## Exercise aim
What is needed here is every line of the records that includes "object".

## The data
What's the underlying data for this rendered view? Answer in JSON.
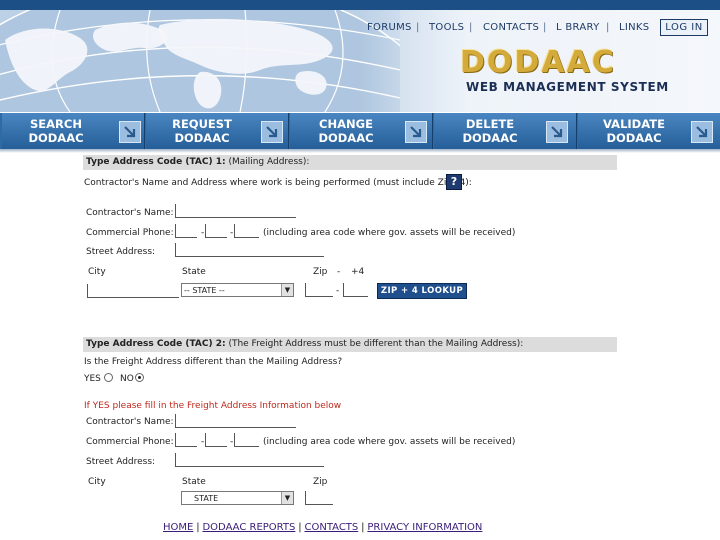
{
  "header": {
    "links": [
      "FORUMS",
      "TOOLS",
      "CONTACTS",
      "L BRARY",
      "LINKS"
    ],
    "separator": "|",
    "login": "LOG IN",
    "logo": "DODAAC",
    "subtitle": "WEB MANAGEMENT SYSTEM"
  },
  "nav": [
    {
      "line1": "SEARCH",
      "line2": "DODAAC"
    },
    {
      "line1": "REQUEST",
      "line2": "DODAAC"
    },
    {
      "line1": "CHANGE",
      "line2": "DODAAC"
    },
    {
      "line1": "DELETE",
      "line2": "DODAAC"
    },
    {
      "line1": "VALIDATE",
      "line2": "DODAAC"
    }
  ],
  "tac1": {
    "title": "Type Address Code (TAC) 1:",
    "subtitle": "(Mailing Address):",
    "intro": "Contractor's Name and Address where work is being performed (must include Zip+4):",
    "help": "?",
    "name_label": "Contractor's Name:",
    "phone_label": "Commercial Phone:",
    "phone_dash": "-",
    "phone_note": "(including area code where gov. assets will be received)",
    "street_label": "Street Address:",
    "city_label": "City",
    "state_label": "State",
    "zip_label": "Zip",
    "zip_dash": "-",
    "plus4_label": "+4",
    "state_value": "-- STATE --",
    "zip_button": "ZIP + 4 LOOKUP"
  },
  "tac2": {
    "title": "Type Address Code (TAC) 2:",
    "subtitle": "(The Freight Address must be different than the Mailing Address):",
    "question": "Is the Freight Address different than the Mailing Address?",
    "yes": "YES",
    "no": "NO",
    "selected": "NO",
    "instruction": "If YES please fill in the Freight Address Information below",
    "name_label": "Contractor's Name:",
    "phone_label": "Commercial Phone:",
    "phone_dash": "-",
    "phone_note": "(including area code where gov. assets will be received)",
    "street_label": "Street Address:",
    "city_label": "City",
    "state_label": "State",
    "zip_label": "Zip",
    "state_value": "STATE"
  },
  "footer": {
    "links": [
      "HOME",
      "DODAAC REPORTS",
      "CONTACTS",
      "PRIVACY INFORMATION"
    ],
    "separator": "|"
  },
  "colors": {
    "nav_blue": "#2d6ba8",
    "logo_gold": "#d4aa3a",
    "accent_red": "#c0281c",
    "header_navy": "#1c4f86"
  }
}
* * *
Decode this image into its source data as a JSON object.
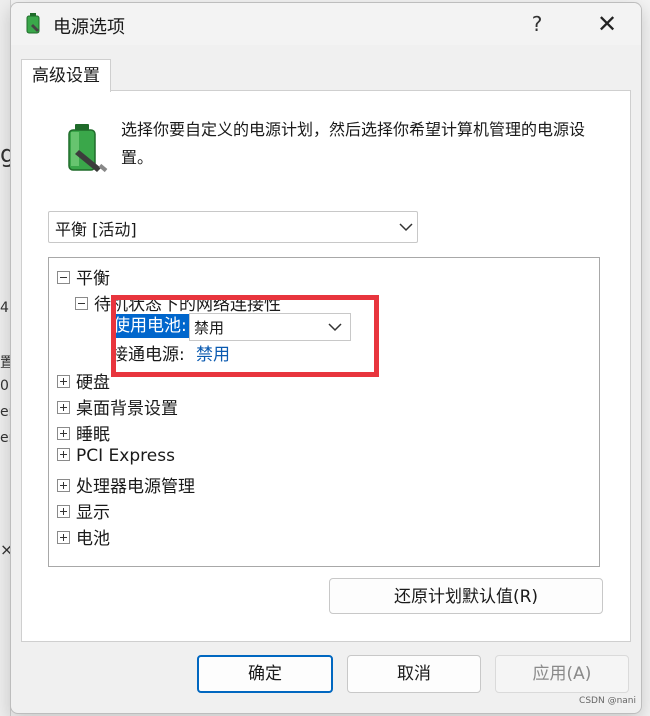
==
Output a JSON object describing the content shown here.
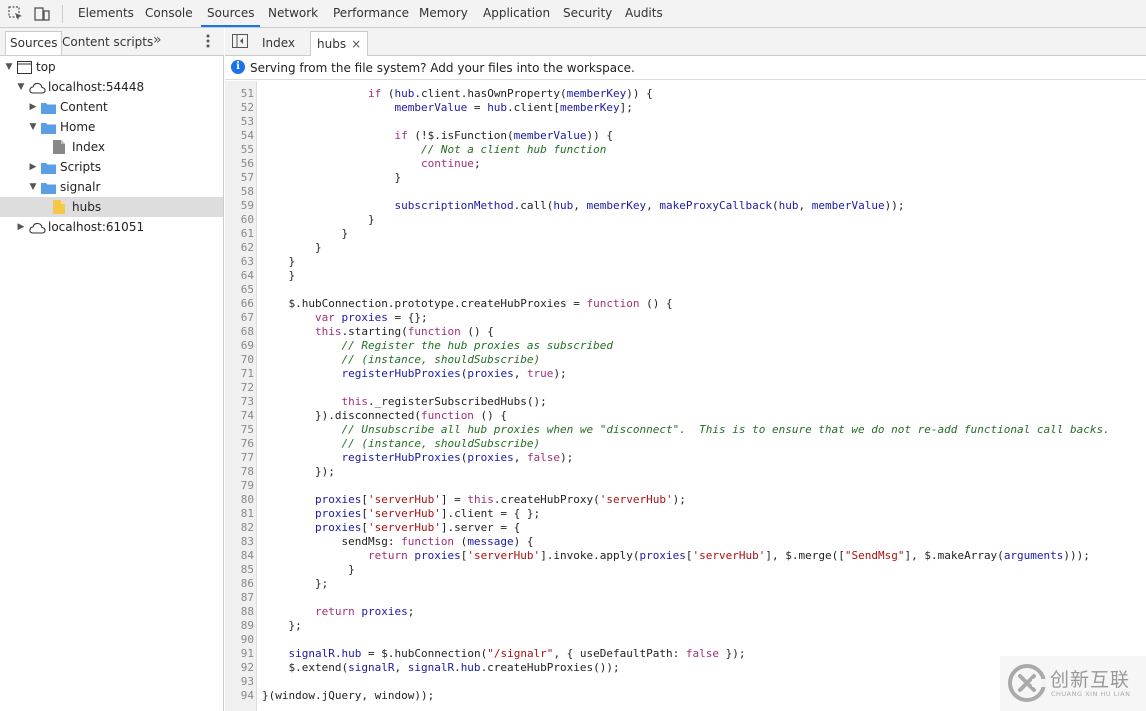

## Answer
Decode this image into its source data as a JSON object.
Output a JSON object describing the content shown here.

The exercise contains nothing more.